In this situation, it is best to respect the bird’s feelings and allow them to return to its comfort zone.
4. Desire To Return To The Cage
A bird turning away from you may simply be a desire to return to its cage.
In this scenario, the bird shifts and faces the cage’s direction, and if the cage is in another room, the bird points towards the door leading to its cage.
To avoid irritating or upsetting the bird, allow it to return to its cage.
5. Desire To Fly
This is the most common reason for a bird to turn away.
When a bird wants to fly, it faces the desired direction, which may be away from you or towards you.
Also, when the bird begins to flap its wing in another direction, it indicates an interest in that direction.
How To Get Your Bird To Respond When They Turn Their Back To You
1. Avoid Touching The Bird/ Put The Bird Down
When a bird turns away to avoid interaction, the best way to handle the situation is to give the bird some space.
Some birds may love the interaction with people but they don’t like human hands being put on them.
If you are holding the bird, you can return it to its cage or allow it to fly freely.
If the bird is caged, avoid caressing it, and if this is not enough to reduce the bird’s anxiety, walk away.
For a bird to turn its back to you, it means it trusts you not to attack him.
You can continue to build trust with the bird by listening and respecting its feelings.
Any extended interaction after the bird turns away may force the bird to flee.
2. Give A Command
If the situation demands that you interact with a bird when its back is turned.
The best way to get a response is to give them a command.
The tone of the command should be assertive and communicate that you require the bird to perform the action immediately.
The more confident you are when giving the command, the higher the chances of getting a positive response from the bird.
While assertiveness is desirable when dealing with bird pets, do not physically force the bird to act as it may lead to a break in trust.
3. Offer Treats
Though illegal in other settings, bribery works wonders when dealing with animals.
If your bird turns its back to you, you may be able to get them to face you by offering them its favorite treats.
If your bird is upset or uncomfortable, it may refuse the treats.
But you can coax it to take some by speaking to it calmly and gently nudging them towards the food.
When the bird accepts the treat, it may still refuse to interact with you.
However, giving the food goes a long way toward improving its mood.
For shy birds, it would take more than treats to get them to break out of their shells, but with gentle words, offer of treats, and gentle caressing, you may be able to get them to face you.
Give the bird some space and allow it to approach you voluntarily.
As you can see, your bird is trying to communicate different emotions by turning away.

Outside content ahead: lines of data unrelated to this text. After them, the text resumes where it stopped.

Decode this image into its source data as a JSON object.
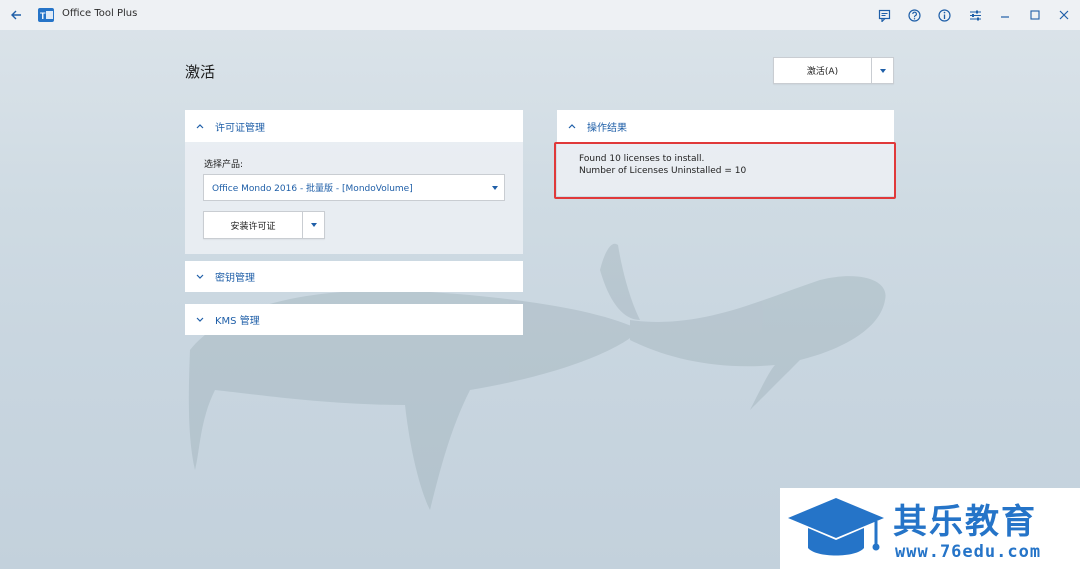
{
  "window": {
    "app_title": "Office Tool Plus",
    "logo_glyph": "T"
  },
  "icons": {
    "back": "back-arrow-icon",
    "feedback": "feedback-icon",
    "help": "help-icon",
    "info": "info-icon",
    "settings": "settings-sliders-icon",
    "minimize": "minimize-icon",
    "maximize": "maximize-icon",
    "close": "close-icon"
  },
  "page": {
    "title": "激活"
  },
  "activate_button": {
    "label": "激活(A)"
  },
  "license_panel": {
    "header": "许可证管理",
    "product_label": "选择产品:",
    "product_value": "Office Mondo 2016 - 批量版 - [MondoVolume]",
    "install_button": "安装许可证"
  },
  "key_panel": {
    "header": "密钥管理"
  },
  "kms_panel": {
    "header": "KMS 管理"
  },
  "result_panel": {
    "header": "操作结果",
    "lines": [
      "Found 10 licenses to install.",
      "Number of Licenses Uninstalled = 10"
    ]
  },
  "watermark": {
    "name": "其乐教育",
    "url": "www.76edu.com"
  },
  "colors": {
    "accent": "#1f5fa8",
    "highlight": "#e0393a",
    "watermark": "#2574c8"
  }
}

The best way to determine which of the emotions your bird is trying to communicate is by watching it and observing its surroundings.

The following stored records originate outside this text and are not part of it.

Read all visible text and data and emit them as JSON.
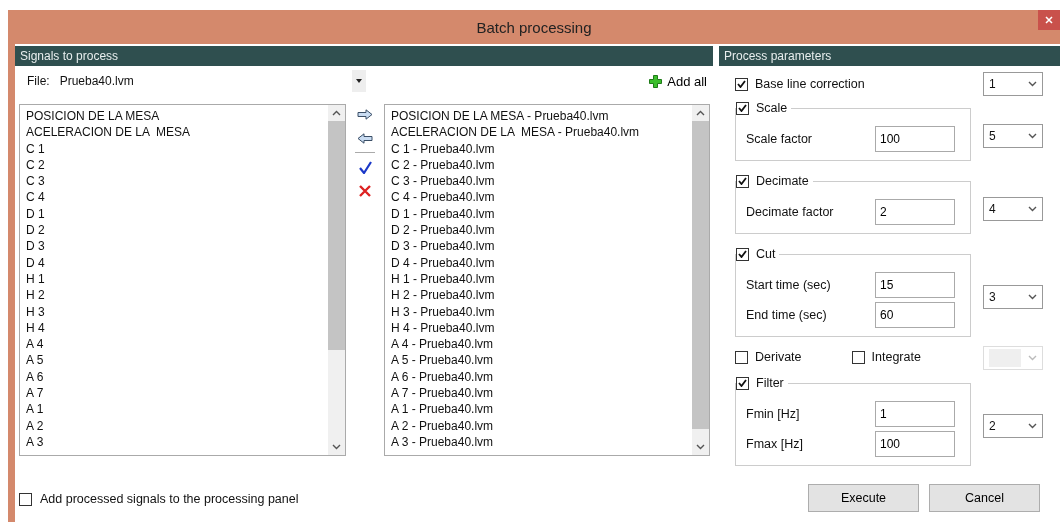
{
  "window": {
    "title": "Batch processing"
  },
  "signals_panel": {
    "header": "Signals to process",
    "file_label": "File:",
    "file_value": "Prueba40.lvm",
    "add_all": "Add all",
    "available": [
      "POSICION DE LA MESA",
      "ACELERACION DE LA  MESA",
      "C 1",
      "C 2",
      "C 3",
      "C 4",
      "D 1",
      "D 2",
      "D 3",
      "D 4",
      "H 1",
      "H 2",
      "H 3",
      "H 4",
      "A 4",
      "A 5",
      "A 6",
      "A 7",
      "A 1",
      "A 2",
      "A 3"
    ],
    "selected_signals": [
      "POSICION DE LA MESA - Prueba40.lvm",
      "ACELERACION DE LA  MESA - Prueba40.lvm",
      "C 1 - Prueba40.lvm",
      "C 2 - Prueba40.lvm",
      "C 3 - Prueba40.lvm",
      "C 4 - Prueba40.lvm",
      "D 1 - Prueba40.lvm",
      "D 2 - Prueba40.lvm",
      "D 3 - Prueba40.lvm",
      "D 4 - Prueba40.lvm",
      "H 1 - Prueba40.lvm",
      "H 2 - Prueba40.lvm",
      "H 3 - Prueba40.lvm",
      "H 4 - Prueba40.lvm",
      "A 4 - Prueba40.lvm",
      "A 5 - Prueba40.lvm",
      "A 6 - Prueba40.lvm",
      "A 7 - Prueba40.lvm",
      "A 1 - Prueba40.lvm",
      "A 2 - Prueba40.lvm",
      "A 3 - Prueba40.lvm"
    ],
    "add_to_panel": {
      "label": "Add processed signals to the processing panel",
      "checked": false
    }
  },
  "parameters_panel": {
    "header": "Process parameters",
    "steps": [
      {
        "kind": "check",
        "label": "Base line correction",
        "checked": true,
        "order": "1"
      },
      {
        "kind": "group",
        "label": "Scale",
        "checked": true,
        "order": "5",
        "fields": [
          {
            "label": "Scale factor",
            "value": "100"
          }
        ]
      },
      {
        "kind": "group",
        "label": "Decimate",
        "checked": true,
        "order": "4",
        "fields": [
          {
            "label": "Decimate factor",
            "value": "2"
          }
        ]
      },
      {
        "kind": "group",
        "label": "Cut",
        "checked": true,
        "order": "3",
        "fields": [
          {
            "label": "Start time (sec)",
            "value": "15"
          },
          {
            "label": "End time (sec)",
            "value": "60"
          }
        ]
      },
      {
        "kind": "pair",
        "options": [
          {
            "label": "Derivate",
            "checked": false
          },
          {
            "label": "Integrate",
            "checked": false
          }
        ],
        "order_disabled": true
      },
      {
        "kind": "group",
        "label": "Filter",
        "checked": true,
        "order": "2",
        "fields": [
          {
            "label": "Fmin [Hz]",
            "value": "1"
          },
          {
            "label": "Fmax [Hz]",
            "value": "100"
          }
        ]
      }
    ]
  },
  "buttons": [
    "Execute",
    "Cancel"
  ]
}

Once you determine what your bird wants, it would be easy to appease it.
Birds also communicate in other ways by biting, plucking their feathers, making sounds, etc.
Become a professional in bird language by watching them closely and studying their interactions with other birds.

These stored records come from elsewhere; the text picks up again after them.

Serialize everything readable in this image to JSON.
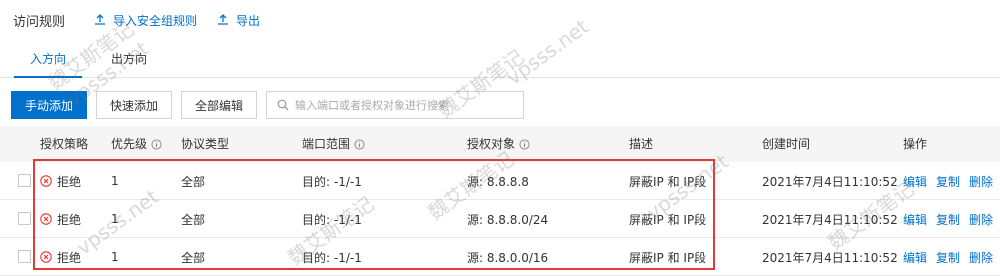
{
  "header": {
    "title": "访问规则",
    "import_label": "导入安全组规则",
    "export_label": "导出"
  },
  "tabs": [
    {
      "label": "入方向",
      "active": true
    },
    {
      "label": "出方向",
      "active": false
    }
  ],
  "toolbar": {
    "add_manual_label": "手动添加",
    "add_quick_label": "快速添加",
    "edit_all_label": "全部编辑",
    "search_placeholder": "输入端口或者授权对象进行搜索"
  },
  "table": {
    "columns": {
      "policy": "授权策略",
      "priority": "优先级",
      "protocol": "协议类型",
      "port": "端口范围",
      "target": "授权对象",
      "desc": "描述",
      "created": "创建时间",
      "ops": "操作"
    },
    "rows": [
      {
        "policy": "拒绝",
        "priority": "1",
        "protocol": "全部",
        "port": "目的: -1/-1",
        "target": "源: 8.8.8.8",
        "desc": "屏蔽IP 和 IP段",
        "created": "2021年7月4日11:10:52"
      },
      {
        "policy": "拒绝",
        "priority": "1",
        "protocol": "全部",
        "port": "目的: -1/-1",
        "target": "源: 8.8.8.0/24",
        "desc": "屏蔽IP 和 IP段",
        "created": "2021年7月4日11:10:52"
      },
      {
        "policy": "拒绝",
        "priority": "1",
        "protocol": "全部",
        "port": "目的: -1/-1",
        "target": "源: 8.8.0.0/16",
        "desc": "屏蔽IP 和 IP段",
        "created": "2021年7月4日11:10:52"
      }
    ],
    "ops": {
      "edit": "编辑",
      "copy": "复制",
      "delete": "删除"
    }
  },
  "watermark": {
    "cn": "魏艾斯笔记",
    "url": "vpsss.net"
  },
  "colors": {
    "accent": "#0070cc",
    "deny": "#e53935",
    "highlight_box": "#e53935"
  },
  "icons": {
    "import": "upload-icon",
    "export": "upload-icon",
    "search": "search-icon",
    "info": "info-circle-icon",
    "deny": "x-circle-icon"
  }
}
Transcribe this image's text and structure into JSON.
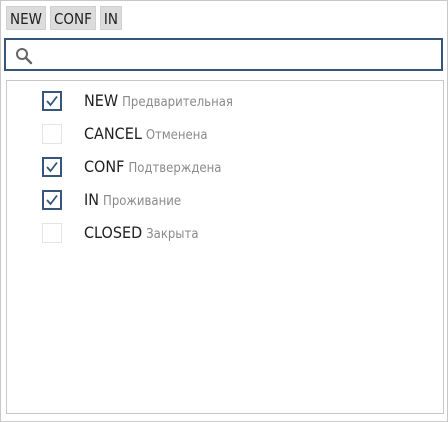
{
  "chips": [
    "NEW",
    "CONF",
    "IN"
  ],
  "search": {
    "placeholder": "",
    "value": ""
  },
  "items": [
    {
      "code": "NEW",
      "desc": "Предварительная",
      "checked": true
    },
    {
      "code": "CANCEL",
      "desc": "Отменена",
      "checked": false
    },
    {
      "code": "CONF",
      "desc": "Подтверждена",
      "checked": true
    },
    {
      "code": "IN",
      "desc": "Проживание",
      "checked": true
    },
    {
      "code": "CLOSED",
      "desc": "Закрыта",
      "checked": false
    }
  ],
  "colors": {
    "accent": "#35557a",
    "chip_bg": "#dcdcdc",
    "muted_text": "#8a8a8a"
  },
  "icons": {
    "search": "search-icon",
    "check": "checkmark-icon"
  }
}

Thank you for reading!
Zoey is a long-time pet owner and animal rights advocate, a vital part of Purrfect n’ Pawesome. She shares her unique experiences and learnings with her readers to enhance their understanding of pet behavior and nutrition. Along with being an active pet writer, she volunteers at multiple animal shelters, rescue centres with some bespokenly awesome pets.
Zoey has a lot to share when raising the pets and spending life being their true friends. She has a quite pampered Persian cat and a Ragdoll, whom she loves the most. Readout her blogs to know more about being a responsible parent to your beloved pets.
“I love to be around cats and dogs; that’s my passion and my trick to get away from all the negativity and soaking in unconditional love and affection. Being attached to this platform gives me the reason to be vocal about pet love, care, and nurturing. Although I am not an expert or veterinarian by any means, I have a lot of experience and learnings to share with my fellow readers.”